Style Em for Hair’s Gee recently introduced M’s Hour at her salon, so that children and youth who typically struggle getting haircuts can now get them done in a more comfortable environment. For more, click here.
For some children with Autism Spectrum Disorder (ASD), haircuts can be an uncomfortable experience. Not so long ago, we witnessed this at our hair salon, Style Em For Hair, when a wonderful young boy simply refused one.
Despite this, we knew that there must be a way to make our salon a more comfortable environment. After a short conversation with the young boy and his mum, we made some adjustments and had a really successful haircut.
This inspired us to make a regular change and begin M’s Hour, to ensure children and their parents feel more comfortable in our salon. So, what changes did we make and what can we all learn from the experience?
What do we do?
We offer M’s Hour every second Tuesday afternoon, although we make sure that times and days can be flexible if needed. When people make their bookings, we also consult with them to gain as much information as we can – for example, is there a particular part of a haircut that is disliked?
During the hour, and after much research, we decided to make a number of adjustments to make children with ASD feel more comfortable, including:
- Playing no loud music
- Making sensory toys and IPADs available
- Offering colouring books
- Allowing 1-hour appointments (to account for breaks if necessary)
- Having only two children in the salon at one time
- Preparing a schedule and social story for the appointment.
What have we discovered?
We’ve only recently started M’s Hour, but we’ve come up with some practical tips to help make haircuts easier. Parents will probably know many of these things, but here we go:
- If children dislike the sound of buzzing caused by clippers, we encourage parents to bring ear plugs (that is, if ear plugs are something that work for the child of course!)
- We recommend developing a routine for haircuts, so that appointments can be scheduled on the same time and day.
- We tell parents not to hesitate in bringing a child’s favourite food or toy along to a haircut–this can often be used as a reward.
- We provide a visual supports and schedules so a child can see the routine of the cut and become prepared (click here).
- We believe it’s important to keep a child’s haircut simple to start with–as a child develops a relationship with our stylists, they can then request more style in the cut.
- We encourage parents to step away from their child and stylist after the first few minutes (if possible), so that the stylist can work with the child independently.
- We also allow parents to bring their child for a casual visit to the salon so that they can become familiarised with it. We get parents to ring beforehand so we can ensure the salon is not too busy and overwhelming.
What can we learn?
By transforming our salon for children and youth who struggle with haircuts, we’ve made it become a much more comfortable place. And the important thing? These little hints and adjustments aren’t just limited to salons.
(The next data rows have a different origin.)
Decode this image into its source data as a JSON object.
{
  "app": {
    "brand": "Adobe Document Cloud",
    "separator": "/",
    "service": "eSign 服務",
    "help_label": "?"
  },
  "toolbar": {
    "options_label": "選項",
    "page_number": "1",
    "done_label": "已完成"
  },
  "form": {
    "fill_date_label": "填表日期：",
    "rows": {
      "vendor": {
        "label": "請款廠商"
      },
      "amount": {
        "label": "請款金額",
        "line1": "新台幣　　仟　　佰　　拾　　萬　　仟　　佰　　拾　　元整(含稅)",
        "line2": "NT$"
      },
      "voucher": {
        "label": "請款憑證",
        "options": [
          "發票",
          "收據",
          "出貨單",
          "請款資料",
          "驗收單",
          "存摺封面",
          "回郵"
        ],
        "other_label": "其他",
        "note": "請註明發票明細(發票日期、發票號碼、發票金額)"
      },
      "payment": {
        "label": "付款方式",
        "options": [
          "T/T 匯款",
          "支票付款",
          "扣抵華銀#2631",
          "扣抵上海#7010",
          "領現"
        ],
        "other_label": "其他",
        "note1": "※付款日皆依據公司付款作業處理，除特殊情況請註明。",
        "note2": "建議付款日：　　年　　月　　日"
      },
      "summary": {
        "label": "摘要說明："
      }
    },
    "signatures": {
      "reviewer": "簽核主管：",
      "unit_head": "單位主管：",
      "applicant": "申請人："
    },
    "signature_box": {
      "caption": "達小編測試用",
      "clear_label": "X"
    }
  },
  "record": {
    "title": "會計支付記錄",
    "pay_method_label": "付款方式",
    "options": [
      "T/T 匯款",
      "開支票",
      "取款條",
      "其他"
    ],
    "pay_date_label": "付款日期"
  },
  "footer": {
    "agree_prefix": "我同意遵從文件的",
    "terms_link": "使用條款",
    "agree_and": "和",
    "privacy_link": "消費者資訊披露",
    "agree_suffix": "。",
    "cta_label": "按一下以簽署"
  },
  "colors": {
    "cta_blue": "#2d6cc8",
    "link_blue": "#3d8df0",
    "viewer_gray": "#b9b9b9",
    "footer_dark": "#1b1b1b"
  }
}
A lot of these changes can be made in other areas or sectors..
It’s all about thinking outside the box and coming up with new ideas to ensure more and more people feel comfortable.
|This post is brought to you by Clickability. We’re working towards a better disability service sector by helping users share their ratings and reviews. We invite you to write a review.|